▶ _Provided information_:

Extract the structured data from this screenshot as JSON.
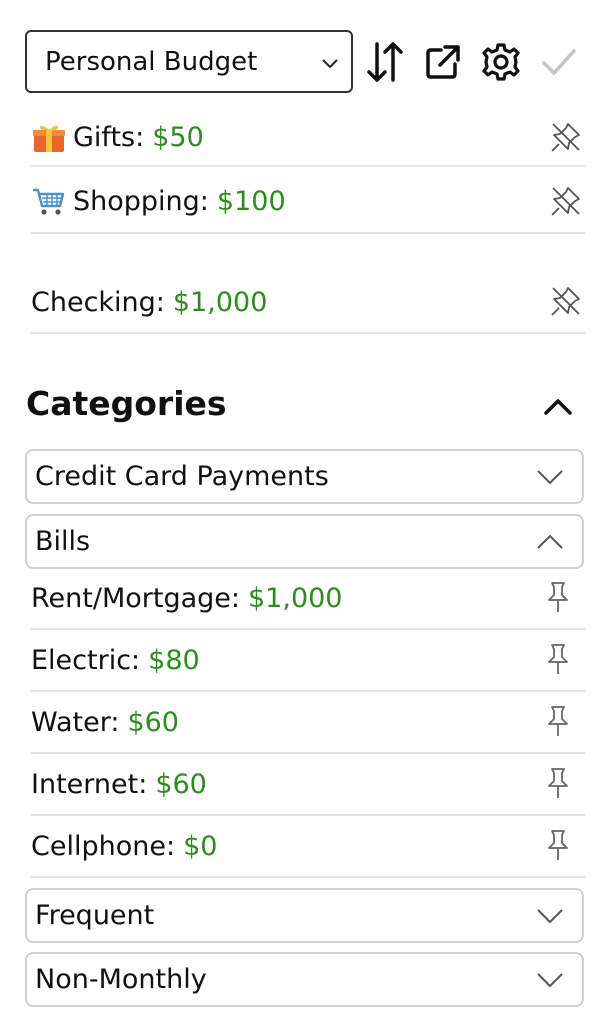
{
  "toolbar": {
    "budget_select_value": "Personal Budget",
    "icons": [
      "sort-icon",
      "external-link-icon",
      "gear-icon",
      "check-icon"
    ]
  },
  "pinned": [
    {
      "emoji": "gift",
      "label": "Gifts:",
      "amount": "$50"
    },
    {
      "emoji": "cart",
      "label": "Shopping:",
      "amount": "$100"
    },
    {
      "label": "Checking:",
      "amount": "$1,000"
    }
  ],
  "categories": {
    "title": "Categories",
    "groups": [
      {
        "name": "Credit Card Payments",
        "expanded": false
      },
      {
        "name": "Bills",
        "expanded": true,
        "items": [
          {
            "label": "Rent/Mortgage:",
            "amount": "$1,000"
          },
          {
            "label": "Electric:",
            "amount": "$80"
          },
          {
            "label": "Water:",
            "amount": "$60"
          },
          {
            "label": "Internet:",
            "amount": "$60"
          },
          {
            "label": "Cellphone:",
            "amount": "$0"
          }
        ]
      },
      {
        "name": "Frequent",
        "expanded": false
      },
      {
        "name": "Non-Monthly",
        "expanded": false
      }
    ]
  },
  "colors": {
    "amount": "#2e8b1f",
    "border": "#cfcfcf",
    "divider": "#e2e2e2"
  }
}
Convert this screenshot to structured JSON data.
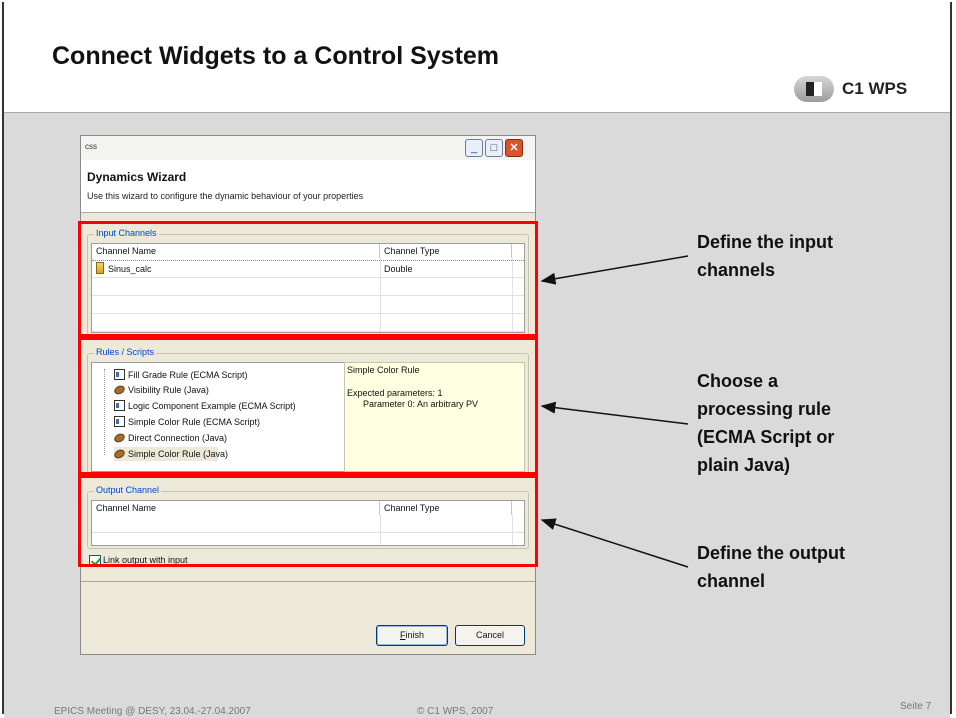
{
  "slide": {
    "title": "Connect Widgets to a Control System",
    "logo_text": "C1 WPS",
    "footer_left": "EPICS Meeting @ DESY, 23.04.-27.04.2007",
    "footer_center": "© C1 WPS, 2007",
    "footer_right": "Seite 7"
  },
  "window": {
    "title": "css",
    "buttons": {
      "minimize": "_",
      "maximize": "□",
      "close": "✕"
    },
    "header_title": "Dynamics Wizard",
    "header_desc": "Use this wizard to configure the dynamic behaviour of your properties"
  },
  "input_channels": {
    "label": "Input Channels",
    "columns": [
      "Channel Name",
      "Channel Type"
    ],
    "rows": [
      {
        "name": "Sinus_calc",
        "type": "Double"
      }
    ]
  },
  "rules": {
    "label": "Rules / Scripts",
    "items": [
      {
        "label": "Fill Grade Rule (ECMA Script)",
        "icon": "script-icon"
      },
      {
        "label": "Visibility Rule (Java)",
        "icon": "java-bean-icon"
      },
      {
        "label": "Logic Component Example (ECMA Script)",
        "icon": "script-icon"
      },
      {
        "label": "Simple Color Rule (ECMA Script)",
        "icon": "script-icon"
      },
      {
        "label": "Direct Connection (Java)",
        "icon": "java-bean-icon"
      },
      {
        "label": "Simple Color Rule (Java)",
        "icon": "java-bean-icon",
        "selected": true
      }
    ],
    "description": {
      "title": "Simple Color Rule",
      "line1": "Expected parameters: 1",
      "line2": "Parameter 0: An arbitrary PV"
    }
  },
  "output_channel": {
    "label": "Output Channel",
    "columns": [
      "Channel Name",
      "Channel Type"
    ]
  },
  "link_checkbox": {
    "label": "Link output with input",
    "checked": true
  },
  "finish_button": {
    "label_underlined": "F",
    "label_rest": "inish"
  },
  "cancel_button": {
    "label": "Cancel"
  },
  "callouts": {
    "input": [
      "Define the input",
      "channels"
    ],
    "rule": [
      "Choose a",
      "processing rule",
      "(ECMA Script or",
      "plain Java)"
    ],
    "output": [
      "Define the output",
      "channel"
    ]
  },
  "colors": {
    "highlight": "#ff0000",
    "dialog_bg": "#ece9d8",
    "description_bg": "#ffffe1"
  }
}
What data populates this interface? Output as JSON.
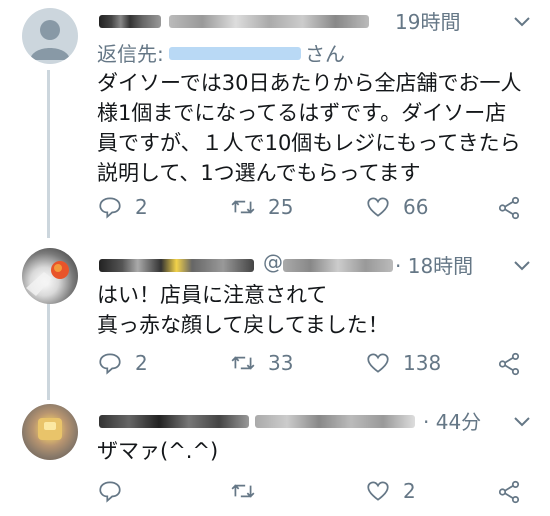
{
  "tweets": [
    {
      "time": "19時間",
      "reply_prefix": "返信先:",
      "reply_suffix": "さん",
      "text_lines": [
        "ダイソーでは30日あたりから全店舗でお一人",
        "様1個までになってるはずです。ダイソー店",
        "員ですが、１人で10個もレジにもってきたら",
        "説明して、1つ選んでもらってます"
      ],
      "replies": "2",
      "retweets": "25",
      "likes": "66"
    },
    {
      "handle_prefix": "@",
      "time": "· 18時間",
      "text_lines": [
        "はい！店員に注意されて",
        "真っ赤な顔して戻してました！"
      ],
      "replies": "2",
      "retweets": "33",
      "likes": "138"
    },
    {
      "time": "· 44分",
      "text_lines": [
        "ザマァ(^.^)"
      ],
      "replies": "",
      "retweets": "",
      "likes": "2"
    }
  ],
  "colors": {
    "text": "#14171a",
    "secondary": "#657786",
    "mention": "#1da1f2",
    "thread_line": "#ccd6dd"
  },
  "icons": [
    "default-avatar-icon",
    "chevron-down-icon",
    "reply-icon",
    "retweet-icon",
    "like-icon",
    "share-icon"
  ]
}
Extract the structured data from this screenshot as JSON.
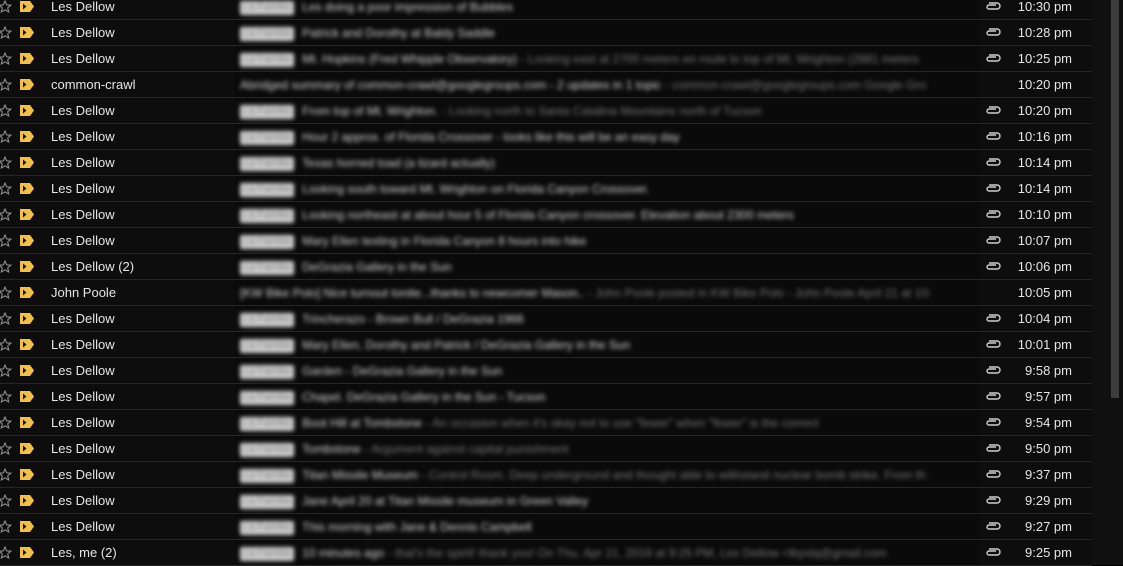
{
  "icons": {
    "star": "star-outline-icon",
    "marker": "importance-marker-icon",
    "attachment": "paperclip-icon"
  },
  "colors": {
    "marker": "#f2c144",
    "label_chip_bg": "#cfcfcf",
    "background": "#000000"
  },
  "messages": [
    {
      "sender": "Les Dellow",
      "label": "La Familia",
      "subject": "Les doing a poor impression of Bubbles",
      "snippet": "",
      "attachment": true,
      "time": "10:30 pm"
    },
    {
      "sender": "Les Dellow",
      "label": "La Familia",
      "subject": "Patrick and Dorothy at Baldy Saddle",
      "snippet": "",
      "attachment": true,
      "time": "10:28 pm"
    },
    {
      "sender": "Les Dellow",
      "label": "La Familia",
      "subject": "Mt. Hopkins (Fred Whipple Observatory)",
      "snippet": "- Looking east at 2700 meters en route to top of Mt. Wrighton (2881 meters",
      "attachment": true,
      "time": "10:25 pm"
    },
    {
      "sender": "common-crawl",
      "label": "",
      "subject": "Abridged summary of common-crawl@googlegroups.com - 2 updates in 1 topic",
      "snippet": "- common-crawl@googlegroups.com Google Gro",
      "attachment": false,
      "time": "10:20 pm"
    },
    {
      "sender": "Les Dellow",
      "label": "La Familia",
      "subject": "From top of Mt. Wrighton.",
      "snippet": "- Looking north to Santa Catalina Mountains north of Tucson",
      "attachment": true,
      "time": "10:20 pm"
    },
    {
      "sender": "Les Dellow",
      "label": "La Familia",
      "subject": "Hour 2 approx. of Florida Crossover - looks like this will be an easy day",
      "snippet": "",
      "attachment": true,
      "time": "10:16 pm"
    },
    {
      "sender": "Les Dellow",
      "label": "La Familia",
      "subject": "Texas horned toad (a lizard actually)",
      "snippet": "",
      "attachment": true,
      "time": "10:14 pm"
    },
    {
      "sender": "Les Dellow",
      "label": "La Familia",
      "subject": "Looking south toward Mt. Wrighton on Florida Canyon Crossover.",
      "snippet": "",
      "attachment": true,
      "time": "10:14 pm"
    },
    {
      "sender": "Les Dellow",
      "label": "La Familia",
      "subject": "Looking northeast at about hour 5 of Florida Canyon crossover. Elevation about 2300 meters",
      "snippet": "",
      "attachment": true,
      "time": "10:10 pm"
    },
    {
      "sender": "Les Dellow",
      "label": "La Familia",
      "subject": "Mary Ellen texting in Florida Canyon 8 hours into hike",
      "snippet": "",
      "attachment": true,
      "time": "10:07 pm"
    },
    {
      "sender": "Les Dellow (2)",
      "label": "La Familia",
      "subject": "DeGrazia Gallery in the Sun",
      "snippet": "",
      "attachment": true,
      "time": "10:06 pm"
    },
    {
      "sender": "John Poole",
      "label": "",
      "subject": "[KW Bike Polo] Nice turnout tonite...thanks to newcomer Mason..",
      "snippet": "- John Poole posted in KW Bike Polo - John Poole April 21 at 10:",
      "attachment": false,
      "time": "10:05 pm"
    },
    {
      "sender": "Les Dellow",
      "label": "La Familia",
      "subject": "Trincherazo - Brown Bull / DeGrazia 1966",
      "snippet": "",
      "attachment": true,
      "time": "10:04 pm"
    },
    {
      "sender": "Les Dellow",
      "label": "La Familia",
      "subject": "Mary Ellen, Dorothy and Patrick / DeGrazia Gallery in the Sun",
      "snippet": "",
      "attachment": true,
      "time": "10:01 pm"
    },
    {
      "sender": "Les Dellow",
      "label": "La Familia",
      "subject": "Garden - DeGrazia Gallery in the Sun",
      "snippet": "",
      "attachment": true,
      "time": "9:58 pm"
    },
    {
      "sender": "Les Dellow",
      "label": "La Familia",
      "subject": "Chapel. DeGrazia Gallery in the Sun - Tucson",
      "snippet": "",
      "attachment": true,
      "time": "9:57 pm"
    },
    {
      "sender": "Les Dellow",
      "label": "La Familia",
      "subject": "Boot Hill at Tombstone",
      "snippet": "- An occasion when it's okay not to use \"fewer\" when \"fewer\" is the correct",
      "attachment": true,
      "time": "9:54 pm"
    },
    {
      "sender": "Les Dellow",
      "label": "La Familia",
      "subject": "Tombstone",
      "snippet": "- Argument against capital punishment",
      "attachment": true,
      "time": "9:50 pm"
    },
    {
      "sender": "Les Dellow",
      "label": "La Familia",
      "subject": "Titan Missile Museum",
      "snippet": "- Control Room. Deep underground and thought able to withstand nuclear bomb strike. From th",
      "attachment": true,
      "time": "9:37 pm"
    },
    {
      "sender": "Les Dellow",
      "label": "La Familia",
      "subject": "Jane April 20 at Titan Missile museum in Green Valley",
      "snippet": "",
      "attachment": true,
      "time": "9:29 pm"
    },
    {
      "sender": "Les Dellow",
      "label": "La Familia",
      "subject": "This morning with Jane & Dennis Campbell",
      "snippet": "",
      "attachment": true,
      "time": "9:27 pm"
    },
    {
      "sender": "Les, me (2)",
      "label": "La Familia",
      "subject": "10 minutes ago",
      "snippet": "- that's the spirit! thank you! On Thu, Apr 21, 2016 at 9:25 PM, Les Dellow <lbyxlq@gmail.com",
      "attachment": true,
      "time": "9:25 pm"
    }
  ]
}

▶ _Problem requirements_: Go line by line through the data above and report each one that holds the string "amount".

▶ _Answer area_:
      "amount": "$50"
      "amount": "$100"
      "amount": "$1,000"
            "amount": "$1,000"
            "amount": "$80"
            "amount": "$60"
            "amount": "$60"
            "amount": "$0"
    "amount": "#2e8b1f",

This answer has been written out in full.